But in 1998, protests against Mahathir’s party and widespread corruption brought new hope. “It changed the political scenario in Malaysia. People started to wake up and go to the streets, which was very rare,” recalls the cartoonist. Rejuvenated, Zunar began publishing in Harakah, a publication put out by the opposition party.
The rise of the internet provided a new space for independent voices. With the launch of the government’s Multimedia Super Corridor, envisioned as Asia’s answer to Silicon Valley, the government pledged not to censor the internet. Seizing the opportunity, independent online news sources began to report critically on topics the mainstream media largely avoided. Zunar received a column on the Malaysiakini news website. His cartoons questioning judicial independence, corruption and censorship found an eager audience.
The internet has become a vital space for Zunar to share his work, yet this, too, is under threat. In March, The Malaysian Insider closed a month after the state media regulator blocked it for reporting the ongoing 1MDB scandal. UK-based Sarawak Report also was blocked after publishing articles on the topic.
Steven Gan, editor-in-chief of Malaysiakini, worries that the proposed strengthening of the Communication and Multimedia Act to be debated in October could adversely affect his news site, which is already struggling with lawsuits and office raids. Malaysiakini and peers would be required to put in a “deposit,” which the government can draw from. “They don’t have to prove anything or take it to court.
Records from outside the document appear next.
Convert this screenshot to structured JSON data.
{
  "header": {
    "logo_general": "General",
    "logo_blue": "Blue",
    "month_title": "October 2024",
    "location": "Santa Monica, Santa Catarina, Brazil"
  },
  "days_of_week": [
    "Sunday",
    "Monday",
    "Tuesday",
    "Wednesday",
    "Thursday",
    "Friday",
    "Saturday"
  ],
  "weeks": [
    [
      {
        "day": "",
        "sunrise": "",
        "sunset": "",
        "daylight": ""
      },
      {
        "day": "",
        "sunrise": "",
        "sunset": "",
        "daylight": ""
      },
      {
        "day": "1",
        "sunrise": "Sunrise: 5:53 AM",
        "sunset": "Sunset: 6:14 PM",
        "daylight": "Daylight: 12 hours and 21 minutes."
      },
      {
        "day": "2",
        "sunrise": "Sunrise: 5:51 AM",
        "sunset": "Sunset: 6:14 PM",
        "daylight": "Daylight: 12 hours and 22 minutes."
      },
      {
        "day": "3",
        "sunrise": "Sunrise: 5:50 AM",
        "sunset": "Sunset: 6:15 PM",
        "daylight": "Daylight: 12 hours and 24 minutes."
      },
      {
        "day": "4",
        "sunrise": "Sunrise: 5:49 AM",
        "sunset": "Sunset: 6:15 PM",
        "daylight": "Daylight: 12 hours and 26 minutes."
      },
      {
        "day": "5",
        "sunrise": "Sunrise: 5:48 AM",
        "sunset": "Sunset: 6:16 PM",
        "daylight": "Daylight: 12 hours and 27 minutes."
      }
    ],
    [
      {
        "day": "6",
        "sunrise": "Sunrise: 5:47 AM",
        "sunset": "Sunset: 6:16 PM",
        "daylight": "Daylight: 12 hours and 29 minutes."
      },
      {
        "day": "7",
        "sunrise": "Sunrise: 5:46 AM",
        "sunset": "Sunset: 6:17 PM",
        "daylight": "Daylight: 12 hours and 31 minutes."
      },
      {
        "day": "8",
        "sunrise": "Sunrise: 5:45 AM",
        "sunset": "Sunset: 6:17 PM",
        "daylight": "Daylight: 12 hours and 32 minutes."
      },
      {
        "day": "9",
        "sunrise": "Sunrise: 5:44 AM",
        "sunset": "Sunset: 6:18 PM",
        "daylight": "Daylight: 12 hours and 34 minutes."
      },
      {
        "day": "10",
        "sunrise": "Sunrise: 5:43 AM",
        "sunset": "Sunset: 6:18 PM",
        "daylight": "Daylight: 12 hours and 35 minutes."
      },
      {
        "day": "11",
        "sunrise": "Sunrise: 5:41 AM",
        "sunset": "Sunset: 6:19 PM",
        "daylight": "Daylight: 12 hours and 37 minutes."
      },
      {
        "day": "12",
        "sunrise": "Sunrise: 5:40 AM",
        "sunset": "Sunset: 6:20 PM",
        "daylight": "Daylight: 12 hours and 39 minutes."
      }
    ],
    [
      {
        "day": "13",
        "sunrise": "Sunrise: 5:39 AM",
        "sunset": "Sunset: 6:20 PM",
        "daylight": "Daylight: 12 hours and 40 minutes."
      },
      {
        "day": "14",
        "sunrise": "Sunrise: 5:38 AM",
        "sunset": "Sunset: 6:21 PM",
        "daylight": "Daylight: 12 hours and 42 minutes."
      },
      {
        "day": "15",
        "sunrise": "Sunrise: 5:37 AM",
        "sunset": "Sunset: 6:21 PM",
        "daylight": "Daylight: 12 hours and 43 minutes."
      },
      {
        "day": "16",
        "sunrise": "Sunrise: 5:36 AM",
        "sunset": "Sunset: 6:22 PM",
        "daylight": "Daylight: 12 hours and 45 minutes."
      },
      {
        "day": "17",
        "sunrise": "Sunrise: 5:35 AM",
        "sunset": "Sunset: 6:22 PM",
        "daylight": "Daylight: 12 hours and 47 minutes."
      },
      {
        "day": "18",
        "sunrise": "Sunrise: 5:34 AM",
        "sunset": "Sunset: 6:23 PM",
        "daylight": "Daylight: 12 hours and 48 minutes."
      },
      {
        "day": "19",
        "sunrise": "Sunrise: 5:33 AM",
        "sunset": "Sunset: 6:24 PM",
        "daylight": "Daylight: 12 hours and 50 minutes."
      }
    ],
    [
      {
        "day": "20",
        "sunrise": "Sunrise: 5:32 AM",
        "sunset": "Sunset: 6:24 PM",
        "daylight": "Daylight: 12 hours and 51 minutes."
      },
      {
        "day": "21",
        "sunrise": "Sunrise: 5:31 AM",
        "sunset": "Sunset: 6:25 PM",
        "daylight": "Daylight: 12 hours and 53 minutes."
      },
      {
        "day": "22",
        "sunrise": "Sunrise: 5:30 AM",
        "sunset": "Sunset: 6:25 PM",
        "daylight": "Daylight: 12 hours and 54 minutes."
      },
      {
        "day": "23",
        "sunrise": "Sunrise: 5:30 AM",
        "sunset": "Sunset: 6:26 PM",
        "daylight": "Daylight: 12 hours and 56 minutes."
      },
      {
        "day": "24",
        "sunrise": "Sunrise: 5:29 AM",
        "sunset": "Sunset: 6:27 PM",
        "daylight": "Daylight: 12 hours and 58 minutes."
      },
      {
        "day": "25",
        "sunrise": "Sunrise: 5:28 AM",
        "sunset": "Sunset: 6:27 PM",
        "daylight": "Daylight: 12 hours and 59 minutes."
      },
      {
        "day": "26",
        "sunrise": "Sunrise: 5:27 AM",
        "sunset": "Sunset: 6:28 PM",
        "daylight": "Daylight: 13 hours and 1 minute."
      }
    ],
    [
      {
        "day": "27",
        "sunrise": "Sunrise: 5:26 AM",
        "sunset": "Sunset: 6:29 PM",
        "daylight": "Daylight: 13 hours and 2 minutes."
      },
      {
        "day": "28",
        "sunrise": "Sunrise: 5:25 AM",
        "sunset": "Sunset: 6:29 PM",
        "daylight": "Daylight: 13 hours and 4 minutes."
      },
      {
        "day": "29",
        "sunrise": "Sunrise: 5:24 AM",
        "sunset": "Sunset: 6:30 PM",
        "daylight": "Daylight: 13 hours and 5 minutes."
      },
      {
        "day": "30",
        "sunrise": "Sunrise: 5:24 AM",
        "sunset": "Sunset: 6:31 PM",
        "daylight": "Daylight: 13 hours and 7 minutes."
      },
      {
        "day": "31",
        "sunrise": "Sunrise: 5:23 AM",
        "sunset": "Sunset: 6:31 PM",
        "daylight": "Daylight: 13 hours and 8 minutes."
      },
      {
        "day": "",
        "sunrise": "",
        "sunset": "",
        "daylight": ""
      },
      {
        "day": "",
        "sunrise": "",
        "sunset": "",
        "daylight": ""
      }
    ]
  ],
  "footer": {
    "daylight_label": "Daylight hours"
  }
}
That will be painful for us,” Gan says.
Social media censorship, too, is a concern, says Zunar. “In Malaysia, Twitter and Facebook are not social media anymore, they’re an alternative media” says the cartoonist, who fears talk of legislation that would target those who share or like his social media posts.
“The past pledges not to censor the internet are long gone,” says Shawn Crispin, Senior Southeast Asia Representative of the Committee to Protect Journalists. “They see this space as a central threat to the prime minister and UMNO more broadly.”
Zunar’s next court appearance is in September. In the meantime, he’s been busy producing a new cartoon book and traveling abroad to raise awareness of his case and the state of freedom of expression in Malaysia.
“Do I fear? Yes, we are human,” he says. “But responsibility is bigger than fear. “In my lifetime maybe I don’t see the change I want to see, but for future generations this is really important.”